» **Required action**
Copy the records below exactly, omitting any pictures they contain.

Data about app and page elements:
——————
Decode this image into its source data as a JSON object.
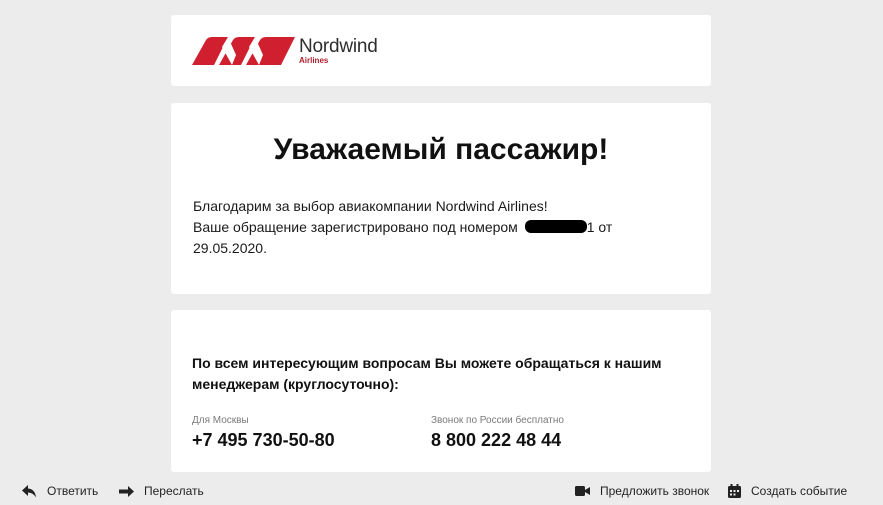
{
  "brand": {
    "name": "Nordwind",
    "sub": "Airlines",
    "colors": {
      "red": "#d01f2f",
      "dark": "#2d2d2d"
    }
  },
  "greeting": {
    "title": "Уважаемый пассажир!",
    "line1": "Благодарим за выбор авиакомпании Nordwind Airlines!",
    "line2_prefix": "Ваше обращение зарегистрировано под номером ",
    "line2_suffix": "1 от",
    "date": "29.05.2020."
  },
  "contacts": {
    "heading": "По всем интересующим вопросам Вы можете обращаться к нашим менеджерам (круглосуточно):",
    "items": [
      {
        "label": "Для Москвы",
        "phone": "+7 495 730-50-80"
      },
      {
        "label": "Звонок по России бесплатно",
        "phone": "8 800 222 48 44"
      }
    ]
  },
  "toolbar": {
    "reply": "Ответить",
    "forward": "Переслать",
    "suggest_call": "Предложить звонок",
    "create_event": "Создать событие",
    "icons": [
      "reply-icon",
      "forward-icon",
      "video-camera-icon",
      "calendar-icon"
    ]
  }
}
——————
» **Result below**
Decode this image into its source data as a JSON object.
{
  "brand": {
    "name": "Nordwind",
    "sub": "Airlines",
    "colors": {
      "red": "#d01f2f",
      "dark": "#2d2d2d"
    }
  },
  "greeting": {
    "title": "Уважаемый пассажир!",
    "line1": "Благодарим за выбор авиакомпании Nordwind Airlines!",
    "line2_prefix": "Ваше обращение зарегистрировано под номером ",
    "line2_suffix": "1 от",
    "date": "29.05.2020."
  },
  "contacts": {
    "heading": "По всем интересующим вопросам Вы можете обращаться к нашим менеджерам (круглосуточно):",
    "items": [
      {
        "label": "Для Москвы",
        "phone": "+7 495 730-50-80"
      },
      {
        "label": "Звонок по России бесплатно",
        "phone": "8 800 222 48 44"
      }
    ]
  },
  "toolbar": {
    "reply": "Ответить",
    "forward": "Переслать",
    "suggest_call": "Предложить звонок",
    "create_event": "Создать событие",
    "icons": [
      "reply-icon",
      "forward-icon",
      "video-camera-icon",
      "calendar-icon"
    ]
  }
}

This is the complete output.